While the averaging of all noise provides an effective gauge by which noise can be limited, “it is not the whole story,” Blackman said. “It doesn’t tell you how many times (classroom) teaching has been interrupted . . . or barbecues in the backyard have been interrupted.”


‘Other Inadequacies’

Airline attorneys, however, said that Blackman’s intrusion argument was without support in law, and the judge seemed to agree.

Waters specifically cited that fact, as well as the city’s refusal to switch runway use for private jets and “other inadequacies” in the new ordinance in refusing to implement it.

He said the ordinance “obviously is going . . . to require a lot of study” and is not yet a reasonable balance between the interests of Long Beach and national transportation needs.


Blackman said the city will have to wait until Waters rules--probably within a week--on the airlines’ request for more flights before deciding what to do next.

Attorneys for the airlines said Waters’ ruling on Monday was easier than the one still facing him. If he allows more flights, he must decide which airlines will get them, or turn that decision over to the Long Beach council for resolution.

Most airline lawyers, frustrated by what they see as Long Beach’s go-slow tactics in the case, asked Waters to make the allocation himself. “Anytime we have referred anything to the city for study it has become a black hole of resolution,” said attorney John Lyons of America West.

Allocation of Flights


The new ordinance says that the city should allocate all new flights to airlines not now serving the airport. The city task force, however, recommended that the first eight flights go to new airlines and the next seven to those already at the airport.

The various airlines have begun arguing over the allocation of the flights, with several jockeying for advantage by flying quieter jets in Long Beach.

Attorneys for new-entrant airlines Western, Air California and America West asked Waters for the eight additional flights, while current carriers--Jet America, United, Alaska, American and PSA--said they should not be shut out of the new allocations.

Alaska and PSA, in particular, said they were taking steps that could significantly decrease airport noise and should be rewarded for their efforts.


Alaska’s continued use of a noisy Boeing 727 has been a sore point with the city for years, but with airline operations under court control, the City Council has been powerless to force the old plane out.

Quieter Aircraft

Alaska will replace the plane with a much quieter, modern aircraft after Monday, said its attorney George Juarez. And other lawyers argued that without the 727, the airport could immediately add eight flights by much quieter planes without exceeding state noise limits for residential areas.

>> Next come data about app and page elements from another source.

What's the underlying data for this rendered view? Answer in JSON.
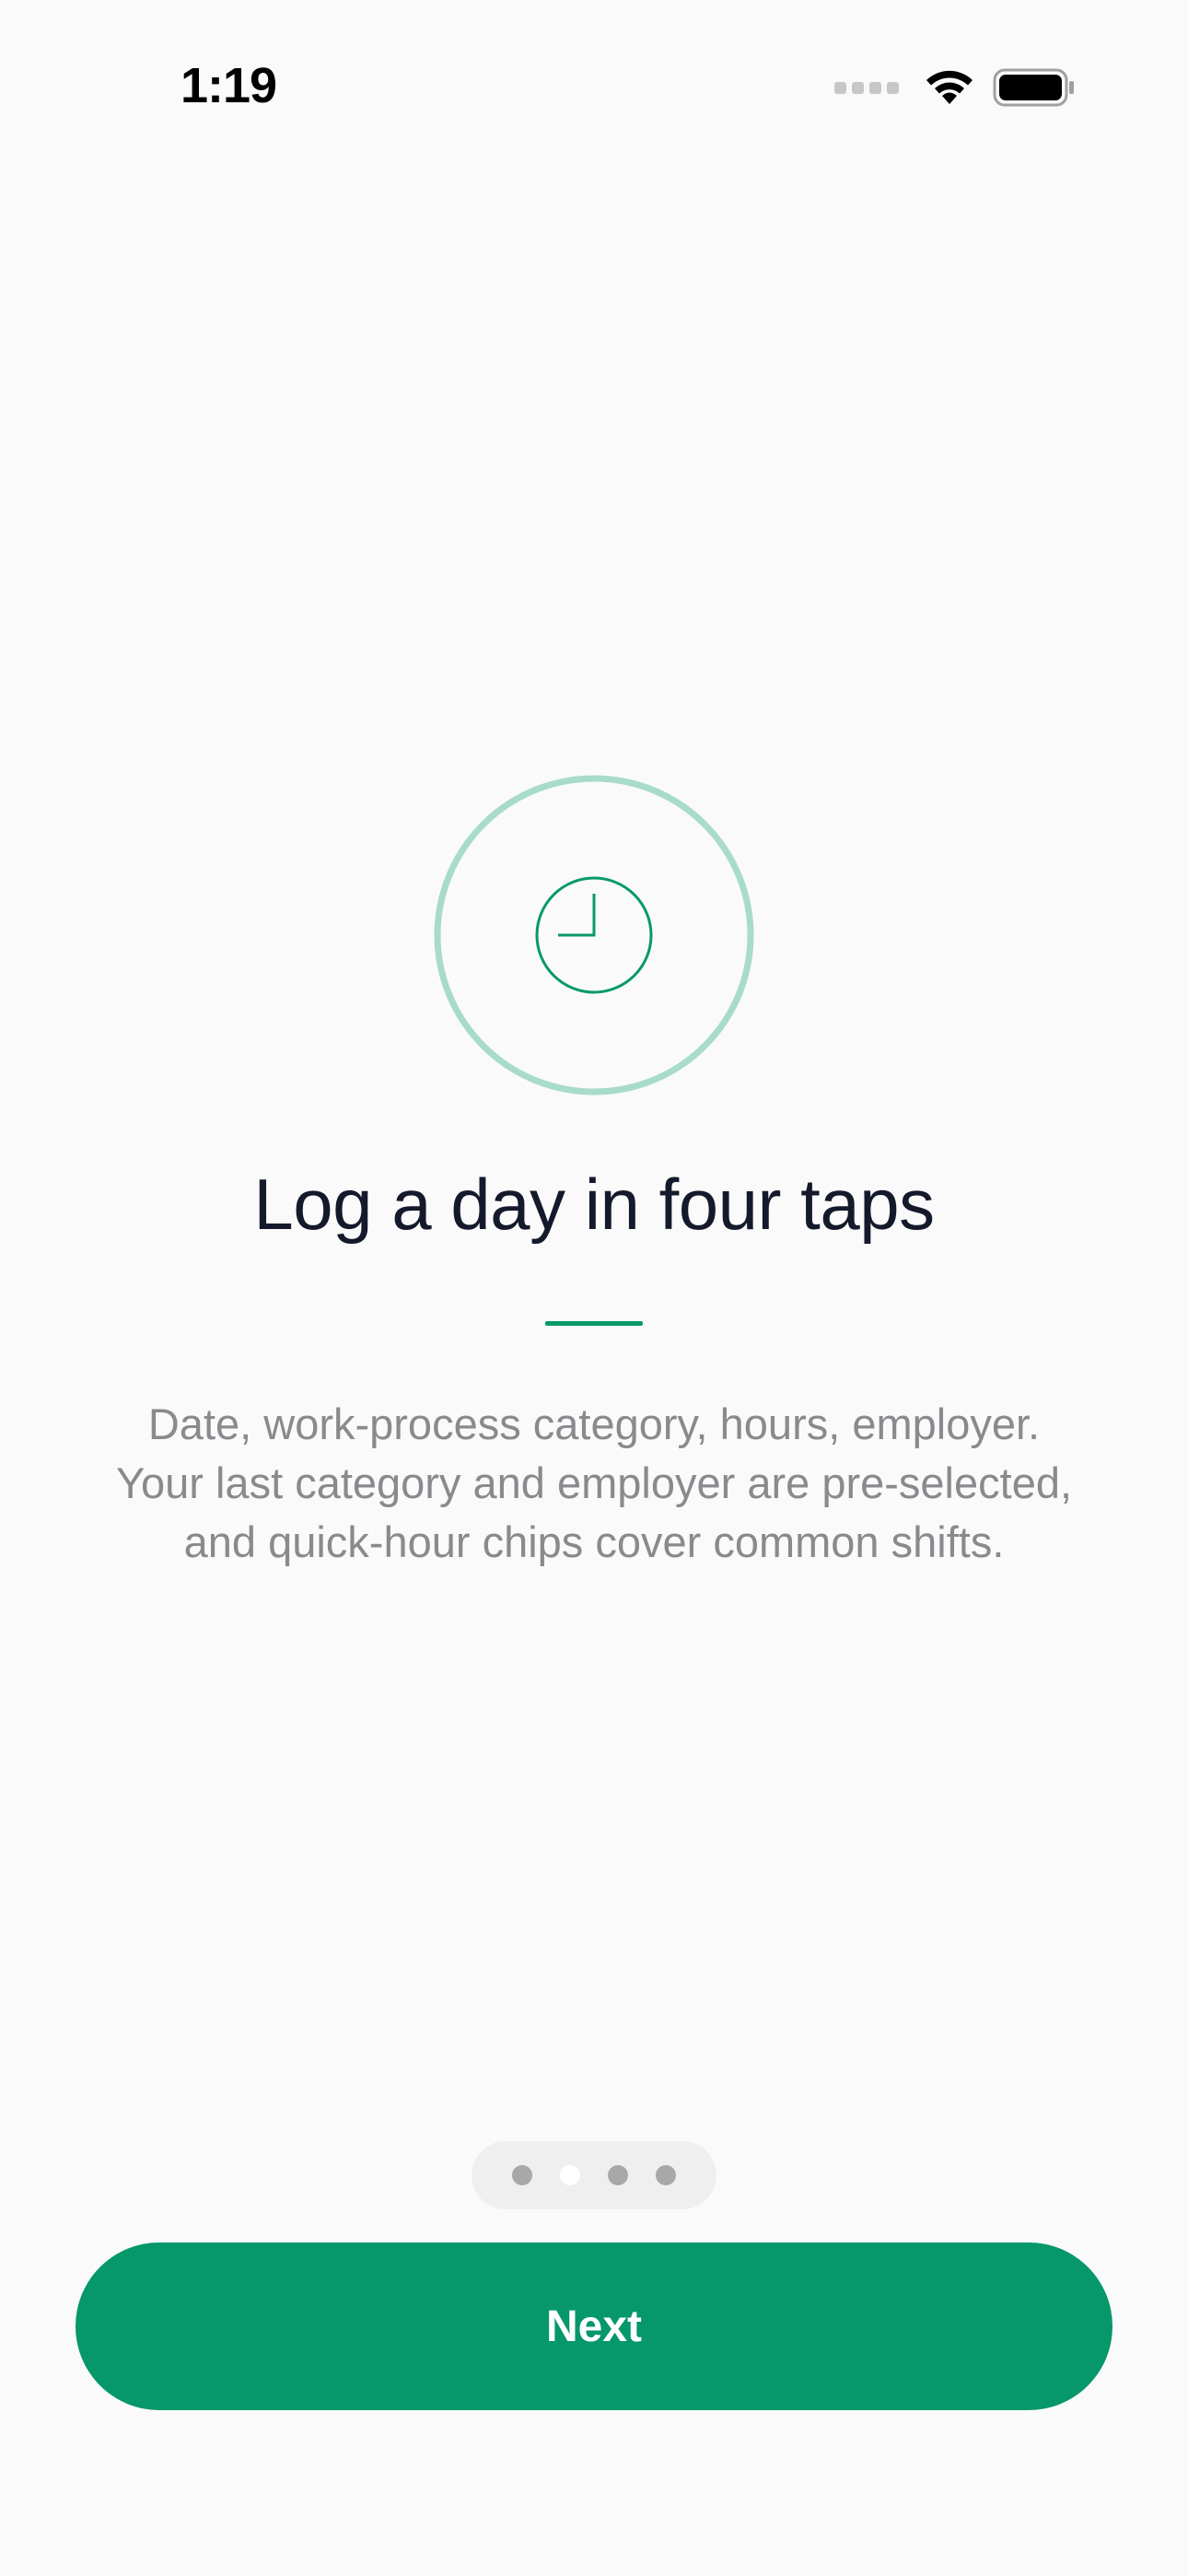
{
  "status_bar": {
    "time": "1:19",
    "icons": [
      "cellular-signal-icon",
      "wifi-icon",
      "battery-icon"
    ]
  },
  "onboarding": {
    "icon": "clock-icon",
    "title": "Log a day in four taps",
    "description": "Date, work-process category, hours, employer. Your last category and employer are pre-selected, and quick-hour chips cover common shifts.",
    "page_count": 4,
    "current_page": 2
  },
  "actions": {
    "next_label": "Next"
  },
  "colors": {
    "accent": "#06976a",
    "ring": "#a8dcc8",
    "background": "#fafafa",
    "body_text": "#8a8a8e"
  }
}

A PSA spokesman, meanwhile, said that airline has begun flying the BAe-146 into the Long Beach Airport once a day to demonstrate to the city the type of quiet airliner it could operate here if given the incentive to do so. The small, 85-passenger, British-built airplane is so quiet it sometimes does not trigger noise-monitoring equipment at John Wayne Airport in Orange County, airport officials there have said.


If Waters does not take into account such efforts when awarding new flights, “there will be absolutely no incentive for us to try to bring our own quiet aircraft into the community,” said PSA’s Dennis O’Dell.

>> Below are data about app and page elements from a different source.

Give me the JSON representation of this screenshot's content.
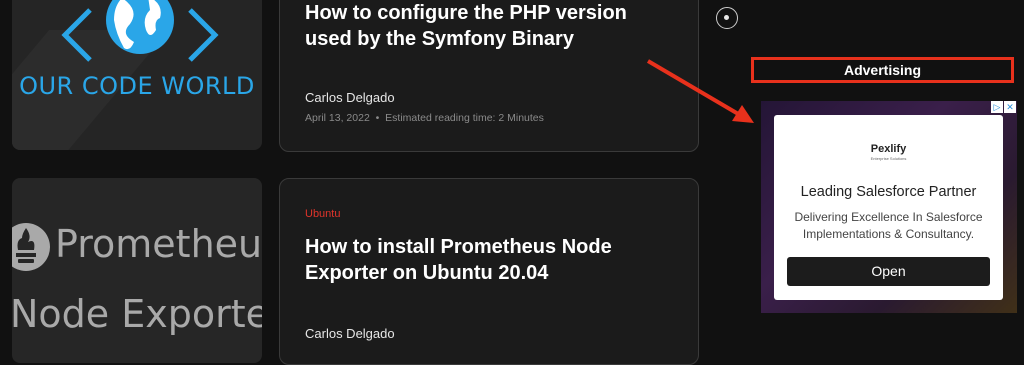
{
  "articles": [
    {
      "logo_text": "OUR CODE WORLD",
      "title_line1": "How to configure the PHP version",
      "title_line2": "used by the Symfony Binary",
      "author": "Carlos Delgado",
      "date": "April 13, 2022",
      "reading_time": "Estimated reading time: 2 Minutes"
    },
    {
      "thumb_line1": "Prometheus",
      "thumb_line2": "Node Exporter",
      "category": "Ubuntu",
      "title_line1": "How to install Prometheus Node",
      "title_line2": "Exporter on Ubuntu 20.04",
      "author": "Carlos Delgado"
    }
  ],
  "sidebar": {
    "advertising_label": "Advertising"
  },
  "ad": {
    "brand": "Pexlify",
    "brand_tagline": "Enterprise Solutions",
    "headline": "Leading Salesforce Partner",
    "body_line1": "Delivering Excellence In Salesforce",
    "body_line2": "Implementations & Consultancy.",
    "cta": "Open",
    "info_glyph": "▷",
    "close_glyph": "✕"
  },
  "colors": {
    "accent_red": "#e8311c",
    "category_red": "#e0342b",
    "logo_blue": "#2aa6e8"
  }
}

With greatly increased use of the BAe-146 and the quiet Boeing 737-300, flights at John Wayne have increased from 41 to 87 in 16 months, while average noise has decreased, officials there said. Nearly all of the current flights at Long Beach are with 150-passenger MD-80s by Douglas Aircraft Co.

61 Daily Flights

Richard Sherman, attorney for Air Cal, said Long Beach Airport could accommodate 61 daily flights with MD-80s or 101 by 737-300s without exceeding noise levels for residential neighborhoods. The city task force, however, said that a maximum of 41 flights could be operated within noise limits regardless of the mix of aircraft.